The majority of people you are connected with on a social platform are not actively engaging; but that doesn’t mean they aren’t paying attention. Your words, and your demeanor online are noted by many people. Even if you are engaged in a back-and-forth discussion with someone who disagrees vehemently with you, there is still an opportunity to influence a very large audience of people who are reading along, silently.
Take your time responding.
One of the advantages of discussion on the internet is that you are not required to respond immediately. You can take your time and think through your response. You can even type a response and ask a friend privately to review it before you post it. During heated discussions it’s easy to go on a spree, responding immediately to things people post; but by taking your time and responding with thoughtfulness, you will maintain control of the conversation.
Speak from your personal point of view.
It is very difficult to argue against personal experiences. Making a statement like “Drivers in Austin, Texas are crazy!” is open to every kind of argument; but making a statement like, “In my experience, drivers in Austin, Texas can be very unpredictable,” is hard to argue with. Even if someone disagrees with your experience, the way the statement is phrased opens up a conversation, rather than starts an argument.
Graciousness, especially in the face of disagreement, is missing from most of our interactions online and offline these days. Being willing to thank someone for engaging with you even if you don’t come to the same conclusions is more than good manners. It’s a sign of maturity. When you’re gracious, you honor the other person as a thinking, intelligent adult – and are willing to extend the benefit of the doubt that the experiences/information that led them to a different conclusion from yours may be valid.
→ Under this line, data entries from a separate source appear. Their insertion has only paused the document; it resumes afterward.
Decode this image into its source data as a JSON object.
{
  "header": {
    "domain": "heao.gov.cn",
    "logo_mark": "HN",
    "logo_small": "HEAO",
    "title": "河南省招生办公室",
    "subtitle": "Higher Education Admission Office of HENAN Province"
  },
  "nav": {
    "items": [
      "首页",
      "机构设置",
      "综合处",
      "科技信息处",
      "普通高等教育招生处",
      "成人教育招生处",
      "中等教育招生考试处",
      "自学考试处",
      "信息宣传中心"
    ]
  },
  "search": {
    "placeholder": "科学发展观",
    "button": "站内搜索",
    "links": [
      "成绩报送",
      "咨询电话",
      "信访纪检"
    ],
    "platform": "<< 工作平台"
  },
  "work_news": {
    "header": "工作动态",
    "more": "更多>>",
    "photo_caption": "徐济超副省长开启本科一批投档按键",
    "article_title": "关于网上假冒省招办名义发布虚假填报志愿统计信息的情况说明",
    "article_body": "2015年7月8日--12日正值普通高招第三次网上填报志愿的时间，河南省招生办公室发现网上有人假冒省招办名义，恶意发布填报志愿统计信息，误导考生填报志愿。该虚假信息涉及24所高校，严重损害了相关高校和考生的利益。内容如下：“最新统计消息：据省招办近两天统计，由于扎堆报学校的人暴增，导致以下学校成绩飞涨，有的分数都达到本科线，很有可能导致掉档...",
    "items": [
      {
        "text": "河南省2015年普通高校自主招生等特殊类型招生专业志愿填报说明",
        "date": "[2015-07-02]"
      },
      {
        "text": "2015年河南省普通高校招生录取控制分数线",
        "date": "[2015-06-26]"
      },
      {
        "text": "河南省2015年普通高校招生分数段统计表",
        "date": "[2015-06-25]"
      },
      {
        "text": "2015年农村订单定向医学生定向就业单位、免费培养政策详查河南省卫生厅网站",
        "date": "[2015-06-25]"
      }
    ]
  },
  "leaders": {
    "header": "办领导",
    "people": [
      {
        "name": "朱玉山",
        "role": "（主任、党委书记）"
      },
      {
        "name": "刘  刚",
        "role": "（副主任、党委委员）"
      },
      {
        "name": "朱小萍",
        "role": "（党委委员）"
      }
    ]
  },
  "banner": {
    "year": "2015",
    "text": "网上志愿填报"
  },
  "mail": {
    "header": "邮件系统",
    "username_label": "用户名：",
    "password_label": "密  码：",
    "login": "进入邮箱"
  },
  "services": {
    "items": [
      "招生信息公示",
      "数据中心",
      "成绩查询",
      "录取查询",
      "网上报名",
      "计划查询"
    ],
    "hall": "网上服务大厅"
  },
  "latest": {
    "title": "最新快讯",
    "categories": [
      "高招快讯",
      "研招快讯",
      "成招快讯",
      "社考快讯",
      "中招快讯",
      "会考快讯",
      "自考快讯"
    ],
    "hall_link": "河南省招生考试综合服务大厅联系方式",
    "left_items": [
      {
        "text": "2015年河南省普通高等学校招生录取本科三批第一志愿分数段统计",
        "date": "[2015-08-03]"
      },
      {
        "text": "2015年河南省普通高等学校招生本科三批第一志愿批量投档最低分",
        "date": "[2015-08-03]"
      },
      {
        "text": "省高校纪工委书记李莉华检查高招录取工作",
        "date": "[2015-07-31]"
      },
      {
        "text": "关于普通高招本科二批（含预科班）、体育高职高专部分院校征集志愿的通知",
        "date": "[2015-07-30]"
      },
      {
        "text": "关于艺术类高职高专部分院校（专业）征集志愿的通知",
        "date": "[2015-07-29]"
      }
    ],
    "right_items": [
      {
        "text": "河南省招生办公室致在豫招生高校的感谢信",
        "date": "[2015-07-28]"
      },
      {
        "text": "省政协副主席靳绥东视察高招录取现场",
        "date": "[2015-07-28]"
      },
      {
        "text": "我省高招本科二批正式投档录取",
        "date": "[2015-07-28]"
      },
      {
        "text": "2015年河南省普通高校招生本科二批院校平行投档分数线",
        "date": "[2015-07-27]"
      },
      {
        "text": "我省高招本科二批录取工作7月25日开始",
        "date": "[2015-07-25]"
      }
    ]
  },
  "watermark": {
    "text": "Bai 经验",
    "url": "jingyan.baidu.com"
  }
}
Call out people from your own community.
Calling out bad behavior in your own community is another way to keep the standards of engagement high, and it shows accountability. Conversely, glossing over the horrible things people ‘on your team’ are doing, or justifying bad behavior with a ‘they did it too!’ argument is weak and destroys your ability for thinking people to take you seriously.
Check. Your. Sources.
This may be the most important tip of all. The internet is rife with fake ‘news’ sources, blogs and media outlets that are not beholden to journalistic standards of professional ethics. Photos are doctored, eyewitness accounts are unverified. Confirmation biases are bolstered by this type of media, making it a challenge to find (the whole) truth about any situation. This is even more true about the media created around conflict where there are people actively churning out biased and spun information to rally support. Before sharing articles, videos and photos – know who created them, what their credentials are and make an attempt to verify them by multiple sources.
Be willing to admit mistakes.
Finally, the ability to admit mistakes is the hallmark of an intelligent and conscious person. Mistakes happen, even despite our best efforts – whether we have an off day and respond badly to a situation, or share something that ends up being untrue. Being willing to stand up and admit your mistakes will bolster your credibility and make everything you say and do far more trustworthy in the end.
All this seems like a lot of effort to engage in conversations that are guaranteed to make you uncomfortable. But as peace-makers we must gently and consistently push back against those who say it’s impossible to have respectful conversations around Israel & Palestine. We must be willing to model the responses we want to see from others. These are essential conversations and having them takes courage. They need to be led by people who have the goal of peace in mind.
Be willing to invest your time and energy; don’t be discouraged if the immediate responses you get from people are less than ideal. Having productive disagreements is not second-nature to any of us. It will take time for you to learn how to do it, and for you to teach those around you how to do it, too. But it is certainly a better alternative to what we see happening now.